Debugging Support

When ACT programs get long, it may be difficult to track down why a particular circuit is not being constructed properly. To help debug this, there are two basic debugging constructs provided.


Sometimes it is useful to be able to check that a parameter (or an expression of parameters) has a reasonable value. To express this, ACT supports explicit assertions. We use Hoare's syntax for assertions, so the assertion that x must be 8 would be written


If a more meaningful message is required, the following syntax is also supported:

{x=8 : "This assertion failed"};

which also reports the message specified when the assertion failed.

During circuit development/debugging, it may be helpful to assert that two signals are connected to each other or in fact disconnected from each other at a particular point during circuit construction. To assert that a is connected to b, use:

bool a;
bool b;
{ a !== b : "a and b are connected connected!" };  // this will pass
a = b;
{ a === b : "a and b are not connected!" }; // this will pass
{ a !== b : "a and b are connected connected!" };  // this will fail

The operators === and !== are used to check that the two signals are connected or disconnected at the point the assertion was encountered during circuit construction.

Log Messages

ACT supports debug log messages in verbose mode. A debug log statement can be written as:

${ "Hello!" };   // log message "Hello"

When this construct is encountered, a log message is displayed. By default these messages are ignored; to see them, use the -Vconfig ACT command-line option to any ACT tool. (Note that this will also display the names of the configuration files loaded by ACT.)

A log message can include multiple values, including parameter expressions.
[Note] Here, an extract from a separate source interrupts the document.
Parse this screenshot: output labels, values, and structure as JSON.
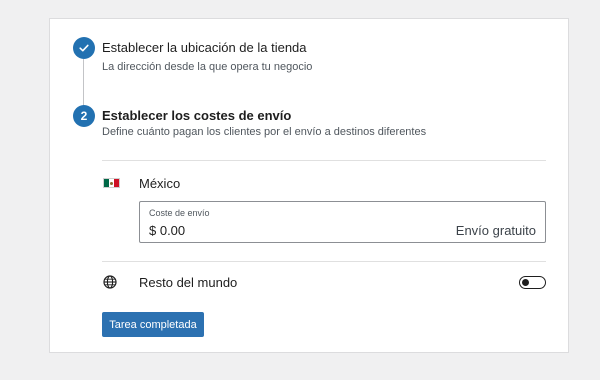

This can be useful to check values of parameters.

${ "Parameter i has value ", i };  // display the value of i